Deepa Fernandes

Deepa Fernandes

Reporter

Producer

Deepa Fernandes, is an award-winning journalist who has reported from a dozen countries, from Peru to Cuba to East Timor. Fernandes has reported from inside rebel-controlled prisons during a Haitian coup, slum villages in Mumbai, and immigration jails across the U.S. Most recently Fernandes was the Early Childhood correspondent at Southern California Public Radio, KPCC. She won numerous awards for her reporting on children aged 0-5, including the L.A. Press Club's Radio Journalist of the Year for 2017 and 2018.

In 2012 she was a Knight Journalism fellow at Stanford University and she has an MA from Columbia University. She authored a book on immigration in 2007, Targeted, published by Seven Stories Press. In 2001, Fernandes founded People's Production House, aimed at diversifying the press corps and the range of voices heard in the media. Currently Fernandes is a correspondent at KCET's SoCal Connected, and files global stories for PRI's The World. Her work can also be heard on NPR, Marketplace, the BBC and the Australian Broadcasting Corporation. She is married to multi-media journalist, Matt Rogers, and they are raising two spirited small children in Los Angeles.

Deepa Fernandes on KCRW

Parents have no clear guidance on when it’s appropriate to send their toddlers and babies to day care centers.

Is it safe for a baby or toddler to stay at day care centers during the COVID-19 pandemic?

Parents have no clear guidance on when it’s appropriate to send their toddlers and babies to day care centers.

from Greater LA

In June, Hossanna Pacheco graduated 5th grade over Zoom. Now the Pacoima tween is set to start middle school from a Chromebook on her living room couch.

Will Los Angeles schools serve English learners this year?

In June, Hossanna Pacheco graduated 5th grade over Zoom. Now the Pacoima tween is set to start middle school from a Chromebook on her living room couch.

from Greater LA

During the COVID-19 pandemic, many nature programs have shut down due to statewide budget shortfalls. Some Black and Latinx families lost access to nature.

Why some Black and Latinx families lose access to nature during pandemic

During the COVID-19 pandemic, many nature programs have shut down due to statewide budget shortfalls. Some Black and Latinx families lost access to nature.

from Greater LA

More from KCRW

The nonprofit No Us Without You has been helping undocumented restaurant employees. They’re now serving more than 1,300 families.

from KCRW Features

Greta Thunberg began a school strike movement in 2018 outside the Swedish parliament. It gained momentum in Sweden, then spread through the rest of Europe and the world.

from The Business
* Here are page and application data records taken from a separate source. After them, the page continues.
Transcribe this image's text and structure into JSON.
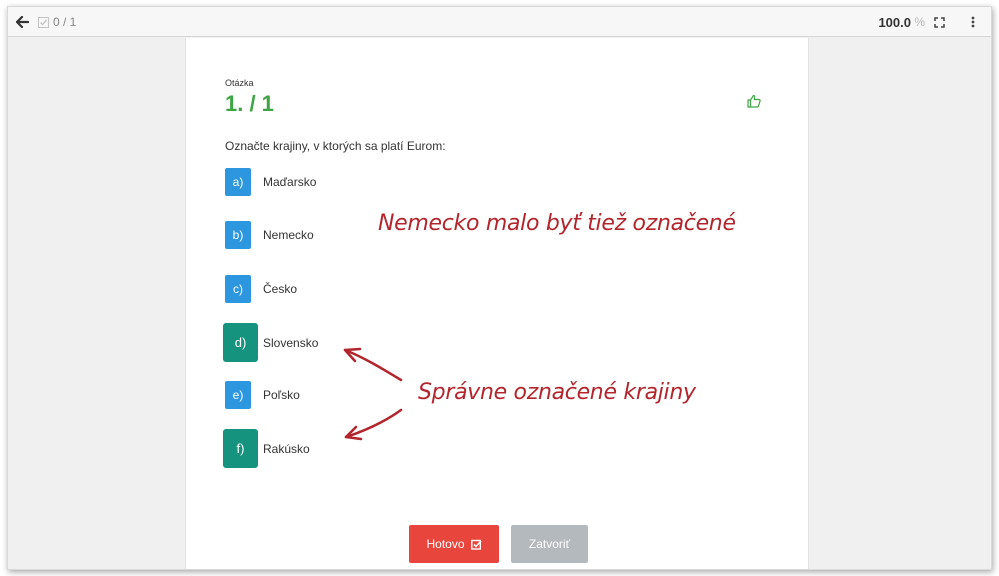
{
  "toolbar": {
    "counter": "0 / 1",
    "zoom_value": "100.0",
    "zoom_unit": "%",
    "icons": [
      "arrow-left-icon",
      "check-icon",
      "fullscreen-icon",
      "more-vert-icon"
    ]
  },
  "question": {
    "label": "Otázka",
    "number": "1. / 1",
    "text": "Označte krajiny, v ktorých sa platí Eurom:"
  },
  "answers": [
    {
      "letter": "a)",
      "text": "Maďarsko",
      "selected": false
    },
    {
      "letter": "b)",
      "text": "Nemecko",
      "selected": false
    },
    {
      "letter": "c)",
      "text": "Česko",
      "selected": false
    },
    {
      "letter": "d)",
      "text": "Slovensko",
      "selected": true
    },
    {
      "letter": "e)",
      "text": "Poľsko",
      "selected": false
    },
    {
      "letter": "f)",
      "text": "Rakúsko",
      "selected": true
    }
  ],
  "buttons": {
    "done": "Hotovo",
    "close": "Zatvoriť"
  },
  "annotations": {
    "missed": "Nemecko malo byť tiež označené",
    "correct": "Správne označené krajiny"
  },
  "colors": {
    "score_green": "#3ea544",
    "answer_blue": "#2c97de",
    "answer_selected_teal": "#16937e",
    "done_red": "#e8463c",
    "close_gray": "#b4b9be",
    "annotation_red": "#b3252d"
  }
}
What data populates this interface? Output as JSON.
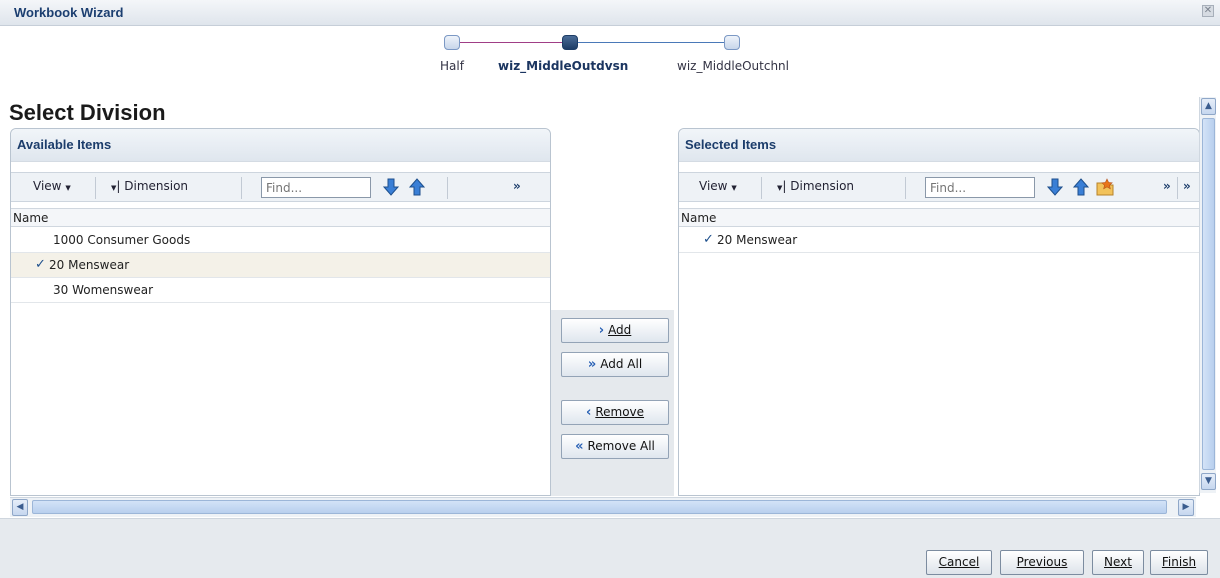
{
  "window": {
    "title": "Workbook Wizard",
    "close_glyph": "✕"
  },
  "train": {
    "steps": [
      {
        "label": "Half",
        "current": false
      },
      {
        "label": "wiz_MiddleOutdvsn",
        "current": true
      },
      {
        "label": "wiz_MiddleOutchnl",
        "current": false
      }
    ]
  },
  "page": {
    "heading": "Select Division"
  },
  "available": {
    "title": "Available Items",
    "view_label": "View",
    "dimension_label": "Dimension",
    "find_placeholder": "Find...",
    "more_glyph": "»",
    "column_header": "Name",
    "rows": [
      {
        "label": "1000 Consumer Goods",
        "checked": false
      },
      {
        "label": "20 Menswear",
        "checked": true
      },
      {
        "label": "30 Womenswear",
        "checked": false
      }
    ]
  },
  "selected": {
    "title": "Selected Items",
    "view_label": "View",
    "dimension_label": "Dimension",
    "find_placeholder": "Find...",
    "more_glyph": "»",
    "more_glyph2": "»",
    "column_header": "Name",
    "rows": [
      {
        "label": "20 Menswear",
        "checked": true
      }
    ]
  },
  "shuttle": {
    "add": "Add",
    "add_all": "Add All",
    "remove": "Remove",
    "remove_all": "Remove All"
  },
  "footer": {
    "cancel": "Cancel",
    "previous": "Previous",
    "next": "Next",
    "finish": "Finish"
  },
  "glyphs": {
    "check": "✓",
    "dropdown": "▼"
  },
  "colors": {
    "accent": "#1b3e70",
    "train_past": "#a03e86",
    "train_future": "#4a79b8"
  }
}
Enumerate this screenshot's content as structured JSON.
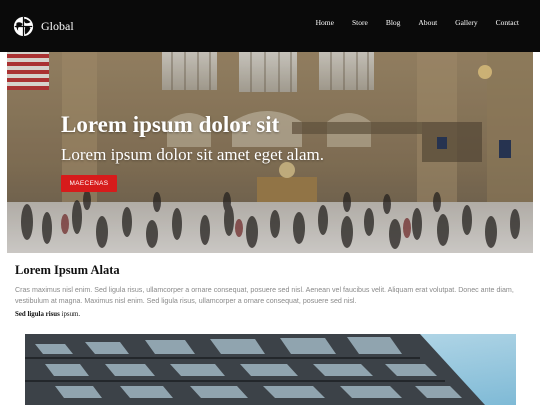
{
  "site": {
    "brand_name": "Global",
    "brand_icon": "globe-icon"
  },
  "nav": {
    "items": [
      "Home",
      "Store",
      "Blog",
      "About",
      "Gallery",
      "Contact"
    ]
  },
  "hero": {
    "title": "Lorem ipsum dolor sit",
    "subtitle": "Lorem ipsum dolor sit amet eget alam.",
    "button_label": "MAECENAS",
    "button_color": "#d71b1b"
  },
  "content": {
    "title": "Lorem Ipsum Alata",
    "body": "Cras maximus nisl enim. Sed ligula risus, ullamcorper a ornare consequat, posuere sed nisl. Aenean vel faucibus velit. Aliquam erat volutpat. Donec ante diam, vestibulum at magna. Maximus nisl enim. Sed ligula risus, ullamcorper a ornare consequat, posuere sed nisl.",
    "note_bold": "Sed ligula risus",
    "note_rest": " ipsum."
  }
}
UC Davis researchers found that about 110,000 new firearms were purchased statewide through mid-July.

from KCRW Features

Governor Gavin Newsom just announced a mandatory stay-at-home order for most of the state from 10 p.m. to 5 a.m. This begins Saturday and will last for one month.

from Press Play with Madeleine Brand

Before COVID-19, street vendor Heleo Leyva ran Quesadillas Tepexco, an East Hollywood food stand. But as the virus began to spread, he was forced to shut down.

from Greater LA

Music venues in LA are closed due to the pandemic, so artists have taken their performances to the internet and other creative places.

from Greater LA

LA County officials are tightening the rules on some businesses. On Tuesday, the County announced that curfews will start Friday to slow the spread of the coronavirus.

from KCRW Features

LA County announced this week that schools here can bring up to a quarter of their students back to campus at a time.

from Press Play with Madeleine Brand

Thanksgiving is a time to get together with family and friends, but this year? COVID-19 cases are seeing a rise nationwide and California Gov.

from KCRW Features